Starting from the first line, set down the entire listing exactly.

.....

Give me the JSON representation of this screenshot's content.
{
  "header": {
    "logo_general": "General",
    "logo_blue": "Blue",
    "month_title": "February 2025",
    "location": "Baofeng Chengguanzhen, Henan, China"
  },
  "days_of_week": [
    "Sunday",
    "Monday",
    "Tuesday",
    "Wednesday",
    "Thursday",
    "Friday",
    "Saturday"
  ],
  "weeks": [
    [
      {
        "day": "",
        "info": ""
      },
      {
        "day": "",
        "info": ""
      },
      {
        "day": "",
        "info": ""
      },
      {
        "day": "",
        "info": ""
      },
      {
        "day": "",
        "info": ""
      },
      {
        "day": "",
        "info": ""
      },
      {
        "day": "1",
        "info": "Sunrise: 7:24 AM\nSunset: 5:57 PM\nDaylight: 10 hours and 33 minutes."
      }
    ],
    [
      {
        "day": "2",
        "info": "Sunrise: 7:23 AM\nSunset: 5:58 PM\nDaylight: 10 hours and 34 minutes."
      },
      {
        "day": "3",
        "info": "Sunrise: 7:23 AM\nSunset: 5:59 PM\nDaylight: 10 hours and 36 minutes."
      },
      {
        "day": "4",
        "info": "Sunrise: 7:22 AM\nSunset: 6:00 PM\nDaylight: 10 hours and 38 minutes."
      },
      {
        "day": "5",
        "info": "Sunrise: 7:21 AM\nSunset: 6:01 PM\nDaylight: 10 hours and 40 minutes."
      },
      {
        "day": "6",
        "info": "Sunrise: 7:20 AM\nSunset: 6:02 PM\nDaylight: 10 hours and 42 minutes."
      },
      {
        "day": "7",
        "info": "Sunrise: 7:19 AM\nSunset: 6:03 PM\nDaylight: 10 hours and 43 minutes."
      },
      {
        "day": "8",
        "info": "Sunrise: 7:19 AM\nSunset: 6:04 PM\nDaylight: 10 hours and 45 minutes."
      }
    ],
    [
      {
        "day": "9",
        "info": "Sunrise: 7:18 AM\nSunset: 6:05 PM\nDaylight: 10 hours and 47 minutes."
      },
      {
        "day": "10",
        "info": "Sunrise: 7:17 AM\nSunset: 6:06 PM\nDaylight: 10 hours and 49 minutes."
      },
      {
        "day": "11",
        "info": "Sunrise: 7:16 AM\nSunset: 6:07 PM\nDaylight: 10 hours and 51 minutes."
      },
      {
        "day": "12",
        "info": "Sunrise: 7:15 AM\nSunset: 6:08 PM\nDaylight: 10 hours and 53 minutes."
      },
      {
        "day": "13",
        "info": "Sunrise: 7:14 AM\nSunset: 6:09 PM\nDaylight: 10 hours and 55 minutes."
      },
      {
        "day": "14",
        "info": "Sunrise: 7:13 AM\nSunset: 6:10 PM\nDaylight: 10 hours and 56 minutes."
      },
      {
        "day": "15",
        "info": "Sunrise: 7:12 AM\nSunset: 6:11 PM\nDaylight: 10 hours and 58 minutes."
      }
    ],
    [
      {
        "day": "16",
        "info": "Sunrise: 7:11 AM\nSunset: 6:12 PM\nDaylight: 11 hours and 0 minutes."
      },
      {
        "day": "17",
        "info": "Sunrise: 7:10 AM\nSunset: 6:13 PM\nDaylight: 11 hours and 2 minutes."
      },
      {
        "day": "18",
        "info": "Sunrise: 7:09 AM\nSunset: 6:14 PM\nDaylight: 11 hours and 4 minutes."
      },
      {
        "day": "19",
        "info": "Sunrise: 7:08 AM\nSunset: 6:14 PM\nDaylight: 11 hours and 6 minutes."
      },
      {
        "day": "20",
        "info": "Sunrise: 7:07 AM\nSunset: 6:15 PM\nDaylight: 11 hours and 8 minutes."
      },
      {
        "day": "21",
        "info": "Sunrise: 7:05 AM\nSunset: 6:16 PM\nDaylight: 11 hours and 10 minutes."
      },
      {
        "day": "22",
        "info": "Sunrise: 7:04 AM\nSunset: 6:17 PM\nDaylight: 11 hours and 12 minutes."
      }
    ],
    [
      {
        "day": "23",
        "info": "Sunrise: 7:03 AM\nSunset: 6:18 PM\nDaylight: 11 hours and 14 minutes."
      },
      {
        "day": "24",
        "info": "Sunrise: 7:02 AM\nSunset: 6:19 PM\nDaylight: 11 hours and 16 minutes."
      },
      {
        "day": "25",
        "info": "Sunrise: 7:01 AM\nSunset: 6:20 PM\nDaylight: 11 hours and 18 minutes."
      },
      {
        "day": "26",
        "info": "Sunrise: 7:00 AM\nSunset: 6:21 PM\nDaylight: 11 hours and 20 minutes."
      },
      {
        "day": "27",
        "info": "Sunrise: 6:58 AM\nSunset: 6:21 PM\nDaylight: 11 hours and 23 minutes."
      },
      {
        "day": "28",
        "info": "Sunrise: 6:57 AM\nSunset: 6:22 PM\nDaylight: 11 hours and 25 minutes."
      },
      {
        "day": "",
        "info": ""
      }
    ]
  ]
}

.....

* [SOLUTION BELOW]:
Give me the JSON representation of this screenshot's content.
{
  "header": {
    "logo_general": "General",
    "logo_blue": "Blue",
    "month_title": "February 2025",
    "location": "Baofeng Chengguanzhen, Henan, China"
  },
  "days_of_week": [
    "Sunday",
    "Monday",
    "Tuesday",
    "Wednesday",
    "Thursday",
    "Friday",
    "Saturday"
  ],
  "weeks": [
    [
      {
        "day": "",
        "info": ""
      },
      {
        "day": "",
        "info": ""
      },
      {
        "day": "",
        "info": ""
      },
      {
        "day": "",
        "info": ""
      },
      {
        "day": "",
        "info": ""
      },
      {
        "day": "",
        "info": ""
      },
      {
        "day": "1",
        "info": "Sunrise: 7:24 AM\nSunset: 5:57 PM\nDaylight: 10 hours and 33 minutes."
      }
    ],
    [
      {
        "day": "2",
        "info": "Sunrise: 7:23 AM\nSunset: 5:58 PM\nDaylight: 10 hours and 34 minutes."
      },
      {
        "day": "3",
        "info": "Sunrise: 7:23 AM\nSunset: 5:59 PM\nDaylight: 10 hours and 36 minutes."
      },
      {
        "day": "4",
        "info": "Sunrise: 7:22 AM\nSunset: 6:00 PM\nDaylight: 10 hours and 38 minutes."
      },
      {
        "day": "5",
        "info": "Sunrise: 7:21 AM\nSunset: 6:01 PM\nDaylight: 10 hours and 40 minutes."
      },
      {
        "day": "6",
        "info": "Sunrise: 7:20 AM\nSunset: 6:02 PM\nDaylight: 10 hours and 42 minutes."
      },
      {
        "day": "7",
        "info": "Sunrise: 7:19 AM\nSunset: 6:03 PM\nDaylight: 10 hours and 43 minutes."
      },
      {
        "day": "8",
        "info": "Sunrise: 7:19 AM\nSunset: 6:04 PM\nDaylight: 10 hours and 45 minutes."
      }
    ],
    [
      {
        "day": "9",
        "info": "Sunrise: 7:18 AM\nSunset: 6:05 PM\nDaylight: 10 hours and 47 minutes."
      },
      {
        "day": "10",
        "info": "Sunrise: 7:17 AM\nSunset: 6:06 PM\nDaylight: 10 hours and 49 minutes."
      },
      {
        "day": "11",
        "info": "Sunrise: 7:16 AM\nSunset: 6:07 PM\nDaylight: 10 hours and 51 minutes."
      },
      {
        "day": "12",
        "info": "Sunrise: 7:15 AM\nSunset: 6:08 PM\nDaylight: 10 hours and 53 minutes."
      },
      {
        "day": "13",
        "info": "Sunrise: 7:14 AM\nSunset: 6:09 PM\nDaylight: 10 hours and 55 minutes."
      },
      {
        "day": "14",
        "info": "Sunrise: 7:13 AM\nSunset: 6:10 PM\nDaylight: 10 hours and 56 minutes."
      },
      {
        "day": "15",
        "info": "Sunrise: 7:12 AM\nSunset: 6:11 PM\nDaylight: 10 hours and 58 minutes."
      }
    ],
    [
      {
        "day": "16",
        "info": "Sunrise: 7:11 AM\nSunset: 6:12 PM\nDaylight: 11 hours and 0 minutes."
      },
      {
        "day": "17",
        "info": "Sunrise: 7:10 AM\nSunset: 6:13 PM\nDaylight: 11 hours and 2 minutes."
      },
      {
        "day": "18",
        "info": "Sunrise: 7:09 AM\nSunset: 6:14 PM\nDaylight: 11 hours and 4 minutes."
      },
      {
        "day": "19",
        "info": "Sunrise: 7:08 AM\nSunset: 6:14 PM\nDaylight: 11 hours and 6 minutes."
      },
      {
        "day": "20",
        "info": "Sunrise: 7:07 AM\nSunset: 6:15 PM\nDaylight: 11 hours and 8 minutes."
      },
      {
        "day": "21",
        "info": "Sunrise: 7:05 AM\nSunset: 6:16 PM\nDaylight: 11 hours and 10 minutes."
      },
      {
        "day": "22",
        "info": "Sunrise: 7:04 AM\nSunset: 6:17 PM\nDaylight: 11 hours and 12 minutes."
      }
    ],
    [
      {
        "day": "23",
        "info": "Sunrise: 7:03 AM\nSunset: 6:18 PM\nDaylight: 11 hours and 14 minutes."
      },
      {
        "day": "24",
        "info": "Sunrise: 7:02 AM\nSunset: 6:19 PM\nDaylight: 11 hours and 16 minutes."
      },
      {
        "day": "25",
        "info": "Sunrise: 7:01 AM\nSunset: 6:20 PM\nDaylight: 11 hours and 18 minutes."
      },
      {
        "day": "26",
        "info": "Sunrise: 7:00 AM\nSunset: 6:21 PM\nDaylight: 11 hours and 20 minutes."
      },
      {
        "day": "27",
        "info": "Sunrise: 6:58 AM\nSunset: 6:21 PM\nDaylight: 11 hours and 23 minutes."
      },
      {
        "day": "28",
        "info": "Sunrise: 6:57 AM\nSunset: 6:22 PM\nDaylight: 11 hours and 25 minutes."
      },
      {
        "day": "",
        "info": ""
      }
    ]
  ]
}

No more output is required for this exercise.